TASK TO CARRY OUT: Check every line of the data below for the string "addresses", and copy the ones that hold it.

(Data records for software interfaces)
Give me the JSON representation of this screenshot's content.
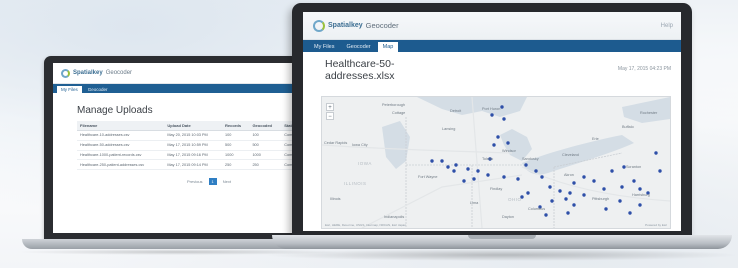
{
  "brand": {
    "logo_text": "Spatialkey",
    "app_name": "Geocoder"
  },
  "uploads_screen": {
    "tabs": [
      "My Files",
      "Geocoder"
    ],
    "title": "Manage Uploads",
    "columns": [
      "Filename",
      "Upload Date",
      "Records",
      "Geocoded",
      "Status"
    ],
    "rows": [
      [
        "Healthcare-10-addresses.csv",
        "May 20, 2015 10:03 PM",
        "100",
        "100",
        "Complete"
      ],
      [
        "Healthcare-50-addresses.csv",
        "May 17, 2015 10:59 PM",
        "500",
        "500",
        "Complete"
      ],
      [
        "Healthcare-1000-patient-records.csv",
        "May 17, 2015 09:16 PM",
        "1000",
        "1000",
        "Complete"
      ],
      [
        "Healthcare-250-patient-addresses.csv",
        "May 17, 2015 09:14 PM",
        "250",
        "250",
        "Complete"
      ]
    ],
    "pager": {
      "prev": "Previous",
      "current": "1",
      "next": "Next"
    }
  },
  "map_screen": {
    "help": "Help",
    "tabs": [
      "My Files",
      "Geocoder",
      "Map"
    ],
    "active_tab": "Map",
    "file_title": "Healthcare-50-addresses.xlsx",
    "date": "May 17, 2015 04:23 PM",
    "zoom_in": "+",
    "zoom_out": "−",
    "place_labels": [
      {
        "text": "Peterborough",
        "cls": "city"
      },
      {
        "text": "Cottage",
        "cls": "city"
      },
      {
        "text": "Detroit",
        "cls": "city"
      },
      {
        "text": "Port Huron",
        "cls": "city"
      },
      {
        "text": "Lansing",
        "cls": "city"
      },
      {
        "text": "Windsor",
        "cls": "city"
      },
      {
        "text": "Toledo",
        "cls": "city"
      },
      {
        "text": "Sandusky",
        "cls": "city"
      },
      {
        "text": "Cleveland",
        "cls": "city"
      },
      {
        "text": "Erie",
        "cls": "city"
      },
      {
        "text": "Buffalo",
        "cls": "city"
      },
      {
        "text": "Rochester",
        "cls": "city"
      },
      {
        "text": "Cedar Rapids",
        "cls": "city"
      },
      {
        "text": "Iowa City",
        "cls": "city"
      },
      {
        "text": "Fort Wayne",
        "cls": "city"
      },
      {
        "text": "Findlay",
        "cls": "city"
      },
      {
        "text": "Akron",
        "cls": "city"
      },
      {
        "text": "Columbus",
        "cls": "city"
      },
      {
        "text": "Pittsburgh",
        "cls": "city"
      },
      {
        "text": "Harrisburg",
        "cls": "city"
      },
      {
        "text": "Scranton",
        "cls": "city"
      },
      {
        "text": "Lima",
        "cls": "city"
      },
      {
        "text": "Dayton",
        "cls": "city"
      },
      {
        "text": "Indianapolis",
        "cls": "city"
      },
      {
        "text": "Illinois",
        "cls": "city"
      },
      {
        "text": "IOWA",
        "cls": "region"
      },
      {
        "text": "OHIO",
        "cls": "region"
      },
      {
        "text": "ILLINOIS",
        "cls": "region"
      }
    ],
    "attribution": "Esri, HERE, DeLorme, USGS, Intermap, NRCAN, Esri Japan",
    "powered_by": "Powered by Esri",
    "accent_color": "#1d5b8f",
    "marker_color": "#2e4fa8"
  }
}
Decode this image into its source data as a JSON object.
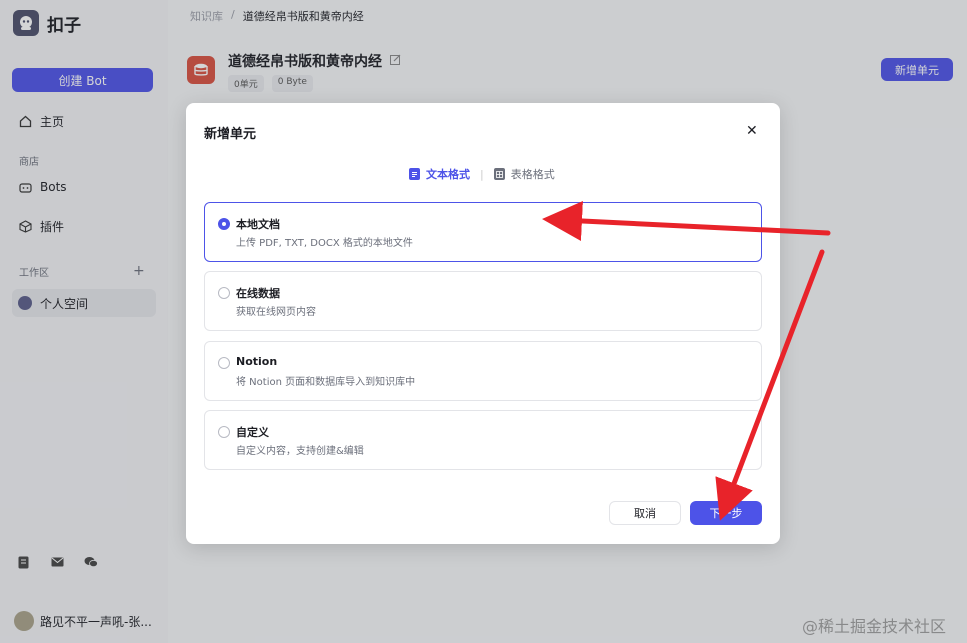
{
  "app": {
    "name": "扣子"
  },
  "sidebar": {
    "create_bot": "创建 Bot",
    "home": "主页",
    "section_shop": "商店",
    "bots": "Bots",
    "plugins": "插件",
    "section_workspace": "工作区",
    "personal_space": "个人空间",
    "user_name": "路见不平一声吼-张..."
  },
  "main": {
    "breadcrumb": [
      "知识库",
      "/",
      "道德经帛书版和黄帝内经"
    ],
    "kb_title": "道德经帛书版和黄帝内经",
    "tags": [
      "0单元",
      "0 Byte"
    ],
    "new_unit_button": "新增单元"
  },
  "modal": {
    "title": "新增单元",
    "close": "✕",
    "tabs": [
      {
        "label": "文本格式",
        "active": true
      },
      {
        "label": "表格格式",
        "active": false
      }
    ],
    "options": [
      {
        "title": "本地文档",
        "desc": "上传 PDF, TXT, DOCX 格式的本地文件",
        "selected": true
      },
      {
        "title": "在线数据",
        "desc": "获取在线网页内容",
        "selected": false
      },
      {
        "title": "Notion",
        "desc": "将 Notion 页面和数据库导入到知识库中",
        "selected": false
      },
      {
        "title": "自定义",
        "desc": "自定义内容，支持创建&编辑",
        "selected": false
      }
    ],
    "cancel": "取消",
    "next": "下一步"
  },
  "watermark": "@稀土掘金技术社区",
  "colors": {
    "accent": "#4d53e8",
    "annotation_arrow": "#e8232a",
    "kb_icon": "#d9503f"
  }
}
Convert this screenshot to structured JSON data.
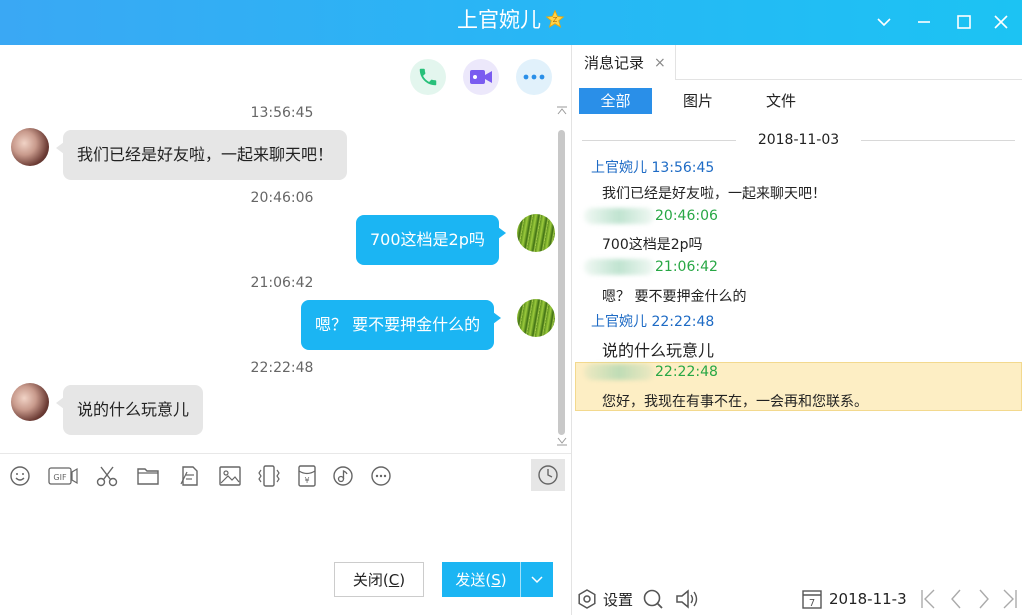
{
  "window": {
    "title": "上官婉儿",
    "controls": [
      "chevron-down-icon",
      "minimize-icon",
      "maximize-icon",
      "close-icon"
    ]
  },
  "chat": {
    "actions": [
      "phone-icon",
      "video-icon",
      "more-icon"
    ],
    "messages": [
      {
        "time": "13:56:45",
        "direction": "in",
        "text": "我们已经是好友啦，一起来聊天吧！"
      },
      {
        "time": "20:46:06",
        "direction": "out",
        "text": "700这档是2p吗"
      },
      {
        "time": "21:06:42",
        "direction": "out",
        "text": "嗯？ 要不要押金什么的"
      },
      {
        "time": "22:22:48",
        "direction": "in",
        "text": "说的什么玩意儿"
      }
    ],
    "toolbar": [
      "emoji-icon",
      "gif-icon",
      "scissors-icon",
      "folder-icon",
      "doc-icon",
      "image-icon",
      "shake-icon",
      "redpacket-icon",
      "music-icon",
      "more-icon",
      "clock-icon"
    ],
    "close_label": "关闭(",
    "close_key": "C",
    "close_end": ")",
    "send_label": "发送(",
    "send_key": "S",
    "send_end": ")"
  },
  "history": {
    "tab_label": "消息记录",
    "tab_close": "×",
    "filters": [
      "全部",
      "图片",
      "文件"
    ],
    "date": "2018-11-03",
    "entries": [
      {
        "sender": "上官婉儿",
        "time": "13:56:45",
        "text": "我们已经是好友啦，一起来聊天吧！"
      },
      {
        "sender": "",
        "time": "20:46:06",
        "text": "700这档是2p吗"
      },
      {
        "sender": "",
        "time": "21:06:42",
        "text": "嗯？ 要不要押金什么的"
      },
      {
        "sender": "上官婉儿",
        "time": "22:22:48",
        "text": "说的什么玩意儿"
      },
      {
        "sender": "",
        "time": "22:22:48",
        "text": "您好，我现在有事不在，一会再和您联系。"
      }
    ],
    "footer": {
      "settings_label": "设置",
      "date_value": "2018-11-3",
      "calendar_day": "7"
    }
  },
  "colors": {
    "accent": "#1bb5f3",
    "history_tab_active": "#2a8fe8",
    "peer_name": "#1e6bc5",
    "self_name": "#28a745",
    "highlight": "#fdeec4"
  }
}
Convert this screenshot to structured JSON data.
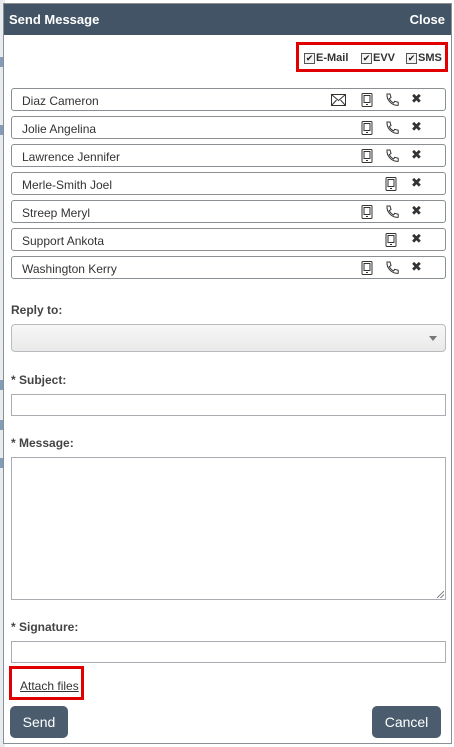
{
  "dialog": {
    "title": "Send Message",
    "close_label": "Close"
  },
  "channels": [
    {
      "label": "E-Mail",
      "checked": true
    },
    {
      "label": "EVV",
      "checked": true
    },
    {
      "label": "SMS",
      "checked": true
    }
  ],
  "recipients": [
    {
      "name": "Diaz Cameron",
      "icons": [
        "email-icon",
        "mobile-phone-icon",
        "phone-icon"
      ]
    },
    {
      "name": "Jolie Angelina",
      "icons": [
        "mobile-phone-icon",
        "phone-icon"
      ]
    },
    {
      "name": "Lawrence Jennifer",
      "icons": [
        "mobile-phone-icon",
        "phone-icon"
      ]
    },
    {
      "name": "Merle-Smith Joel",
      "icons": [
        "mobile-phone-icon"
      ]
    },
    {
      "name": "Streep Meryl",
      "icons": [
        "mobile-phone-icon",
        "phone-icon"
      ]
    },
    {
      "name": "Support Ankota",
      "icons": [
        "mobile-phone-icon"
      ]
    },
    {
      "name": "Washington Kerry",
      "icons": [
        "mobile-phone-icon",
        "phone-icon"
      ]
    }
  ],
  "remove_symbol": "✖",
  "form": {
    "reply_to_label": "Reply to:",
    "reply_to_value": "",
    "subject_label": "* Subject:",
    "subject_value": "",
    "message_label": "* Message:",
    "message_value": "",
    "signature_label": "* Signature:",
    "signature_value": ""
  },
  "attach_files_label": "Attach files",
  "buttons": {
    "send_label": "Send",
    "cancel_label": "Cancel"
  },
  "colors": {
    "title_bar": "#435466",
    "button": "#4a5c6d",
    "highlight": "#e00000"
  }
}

PROBLEM SOLUTION:
        "Healthcare-10-addresses.csv",
        "Healthcare-50-addresses.csv",
        "Healthcare-250-patient-addresses.csv",
    "file_title": "Healthcare-50-addresses.xlsx",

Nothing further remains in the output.